Technical Market Support » Metallurgical Coal
Three Australian coals from different coal measures were washed to produce a vitrinite rich fraction (VRF) and an inertinite rich fraction (IRF). Five blend samples of each coal with the same overall bulk quality and grind but different VRF and IRF grinds were produced. These blends were then coked under the same conditions in the BMA Research Coke Oven (RCO).
The grind of the IRF was found to impact coke strength. For Coal A (a high rank German Creek Formation coal) and Coal B (a mid vol Illawarra Coal Measures coal) the finer the grind of the IRF, the stronger the coke. Coal C (a high rank Rangal Coal Measures coal) showed the reverse tendency.
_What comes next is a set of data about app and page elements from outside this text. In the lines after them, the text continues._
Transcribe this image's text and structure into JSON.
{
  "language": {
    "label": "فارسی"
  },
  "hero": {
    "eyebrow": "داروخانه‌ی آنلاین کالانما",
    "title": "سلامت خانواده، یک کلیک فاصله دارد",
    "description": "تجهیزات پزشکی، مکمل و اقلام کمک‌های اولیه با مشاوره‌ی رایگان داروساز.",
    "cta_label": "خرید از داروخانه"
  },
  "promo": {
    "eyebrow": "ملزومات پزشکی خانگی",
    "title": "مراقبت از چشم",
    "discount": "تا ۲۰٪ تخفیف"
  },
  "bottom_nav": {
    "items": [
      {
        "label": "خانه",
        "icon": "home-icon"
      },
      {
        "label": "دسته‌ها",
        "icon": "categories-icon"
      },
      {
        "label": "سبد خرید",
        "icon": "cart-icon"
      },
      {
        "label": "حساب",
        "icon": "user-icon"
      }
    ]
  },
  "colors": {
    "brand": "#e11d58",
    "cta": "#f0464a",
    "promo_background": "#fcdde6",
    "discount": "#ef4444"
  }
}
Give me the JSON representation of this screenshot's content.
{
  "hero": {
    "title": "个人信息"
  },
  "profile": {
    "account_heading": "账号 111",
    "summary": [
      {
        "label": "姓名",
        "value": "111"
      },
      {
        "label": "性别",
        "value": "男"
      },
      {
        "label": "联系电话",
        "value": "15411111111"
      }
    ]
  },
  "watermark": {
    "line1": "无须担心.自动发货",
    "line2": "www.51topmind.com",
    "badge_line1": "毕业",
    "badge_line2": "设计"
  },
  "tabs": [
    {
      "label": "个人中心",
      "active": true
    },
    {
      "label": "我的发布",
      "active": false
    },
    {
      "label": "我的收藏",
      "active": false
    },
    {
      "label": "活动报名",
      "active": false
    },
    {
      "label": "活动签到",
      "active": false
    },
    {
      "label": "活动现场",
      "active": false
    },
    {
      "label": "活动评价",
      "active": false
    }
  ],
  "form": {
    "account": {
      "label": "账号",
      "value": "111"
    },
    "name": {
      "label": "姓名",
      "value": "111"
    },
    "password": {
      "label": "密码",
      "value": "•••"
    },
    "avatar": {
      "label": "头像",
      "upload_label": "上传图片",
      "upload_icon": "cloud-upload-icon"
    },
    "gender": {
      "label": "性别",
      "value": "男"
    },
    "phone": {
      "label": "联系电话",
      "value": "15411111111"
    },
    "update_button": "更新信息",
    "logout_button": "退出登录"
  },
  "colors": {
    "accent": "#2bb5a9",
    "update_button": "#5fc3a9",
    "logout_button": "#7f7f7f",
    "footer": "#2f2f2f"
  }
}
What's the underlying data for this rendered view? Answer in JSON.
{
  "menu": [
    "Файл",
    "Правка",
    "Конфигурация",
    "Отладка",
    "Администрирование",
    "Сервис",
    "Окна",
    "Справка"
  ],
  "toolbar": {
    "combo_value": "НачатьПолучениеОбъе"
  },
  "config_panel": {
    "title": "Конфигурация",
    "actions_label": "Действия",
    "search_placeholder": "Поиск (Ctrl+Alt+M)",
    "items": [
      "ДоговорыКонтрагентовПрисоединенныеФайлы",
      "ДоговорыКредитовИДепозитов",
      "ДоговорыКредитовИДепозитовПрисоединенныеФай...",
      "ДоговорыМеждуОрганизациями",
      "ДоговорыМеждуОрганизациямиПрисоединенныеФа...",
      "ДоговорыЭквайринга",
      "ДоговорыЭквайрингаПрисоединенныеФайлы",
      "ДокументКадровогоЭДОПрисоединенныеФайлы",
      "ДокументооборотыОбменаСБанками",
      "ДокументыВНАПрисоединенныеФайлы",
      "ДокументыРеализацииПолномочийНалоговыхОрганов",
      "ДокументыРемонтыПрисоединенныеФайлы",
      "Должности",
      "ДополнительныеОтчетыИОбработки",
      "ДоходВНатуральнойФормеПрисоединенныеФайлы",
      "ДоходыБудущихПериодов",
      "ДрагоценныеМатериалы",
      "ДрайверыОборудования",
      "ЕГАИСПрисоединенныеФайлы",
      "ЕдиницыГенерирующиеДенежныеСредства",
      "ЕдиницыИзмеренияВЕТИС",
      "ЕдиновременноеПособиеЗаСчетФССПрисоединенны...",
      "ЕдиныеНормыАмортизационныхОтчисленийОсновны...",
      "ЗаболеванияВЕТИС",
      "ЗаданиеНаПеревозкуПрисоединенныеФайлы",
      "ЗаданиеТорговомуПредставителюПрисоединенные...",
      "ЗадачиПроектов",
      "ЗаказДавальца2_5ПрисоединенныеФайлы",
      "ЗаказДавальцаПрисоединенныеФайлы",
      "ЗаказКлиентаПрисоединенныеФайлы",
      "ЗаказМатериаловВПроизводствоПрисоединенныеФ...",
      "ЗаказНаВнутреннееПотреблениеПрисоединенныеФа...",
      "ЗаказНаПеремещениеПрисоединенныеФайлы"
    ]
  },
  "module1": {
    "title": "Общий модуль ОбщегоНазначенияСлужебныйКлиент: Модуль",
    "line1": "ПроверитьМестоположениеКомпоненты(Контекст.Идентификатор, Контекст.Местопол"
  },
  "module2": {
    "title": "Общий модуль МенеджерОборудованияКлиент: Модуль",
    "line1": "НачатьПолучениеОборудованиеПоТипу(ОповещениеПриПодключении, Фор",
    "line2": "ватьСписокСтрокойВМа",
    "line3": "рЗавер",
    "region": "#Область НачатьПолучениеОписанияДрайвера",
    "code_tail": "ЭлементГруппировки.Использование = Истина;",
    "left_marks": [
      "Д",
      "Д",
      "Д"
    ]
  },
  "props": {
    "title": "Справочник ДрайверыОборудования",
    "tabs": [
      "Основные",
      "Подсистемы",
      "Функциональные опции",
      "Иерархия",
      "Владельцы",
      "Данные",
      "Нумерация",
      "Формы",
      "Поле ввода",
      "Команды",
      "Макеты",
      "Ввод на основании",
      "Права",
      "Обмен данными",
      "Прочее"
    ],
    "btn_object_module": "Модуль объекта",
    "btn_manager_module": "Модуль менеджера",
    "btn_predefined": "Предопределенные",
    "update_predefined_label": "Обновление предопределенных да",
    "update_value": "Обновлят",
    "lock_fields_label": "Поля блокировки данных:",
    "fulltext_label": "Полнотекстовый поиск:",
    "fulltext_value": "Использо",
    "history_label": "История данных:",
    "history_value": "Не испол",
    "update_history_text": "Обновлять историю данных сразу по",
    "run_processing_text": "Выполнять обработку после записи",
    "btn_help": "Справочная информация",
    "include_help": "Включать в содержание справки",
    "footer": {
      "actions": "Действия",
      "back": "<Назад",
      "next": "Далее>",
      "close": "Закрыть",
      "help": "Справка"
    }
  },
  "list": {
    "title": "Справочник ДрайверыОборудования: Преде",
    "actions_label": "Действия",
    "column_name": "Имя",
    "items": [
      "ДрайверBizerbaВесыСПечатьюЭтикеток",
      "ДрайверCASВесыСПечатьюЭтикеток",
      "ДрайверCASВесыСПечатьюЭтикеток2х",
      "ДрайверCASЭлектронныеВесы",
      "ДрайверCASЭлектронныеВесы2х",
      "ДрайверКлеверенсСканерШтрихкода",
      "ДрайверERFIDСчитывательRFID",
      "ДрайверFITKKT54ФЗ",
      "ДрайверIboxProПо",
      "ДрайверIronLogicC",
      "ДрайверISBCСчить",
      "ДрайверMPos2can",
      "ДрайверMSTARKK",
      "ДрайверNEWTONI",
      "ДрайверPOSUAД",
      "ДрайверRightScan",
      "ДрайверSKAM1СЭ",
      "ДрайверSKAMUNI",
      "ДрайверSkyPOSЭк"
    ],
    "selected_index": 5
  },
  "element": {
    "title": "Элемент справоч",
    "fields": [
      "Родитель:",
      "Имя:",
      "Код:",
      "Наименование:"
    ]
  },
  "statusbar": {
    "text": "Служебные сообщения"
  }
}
Optical imaging techniques were used to analyse the coke oven feeds. The amount and size of liberated vitrinite, inertinite, liptinite and minerals were determined. In addition, the amount, size and type of composite grains were also determined (vitrinite dominant, vitrinite rich, inertinite, inertinite dominant, inertinite rich, mineral dominant, mineral rich and liptinite dominant, liptinite rich). For Coals A and B the finer the size of the inert rich grains, the stronger the coke. Further the relationship between strength and inertinite grain size measured by coal grain analysis was more linear than the relationship between coke strength and IRF grind. Predictions would be expected to be more reliable using coal grain analysis results than IRF grind. For Coal C there was also a positive correlation between coke volume breakage strength and the amount of large composite grains in the coal sample. It is speculated that the low dilatation of Coal C requires very close association between the inerts and the vitrinite during coking to effectively bond the inerts into the structure. Further work is planned to better define the mechanism.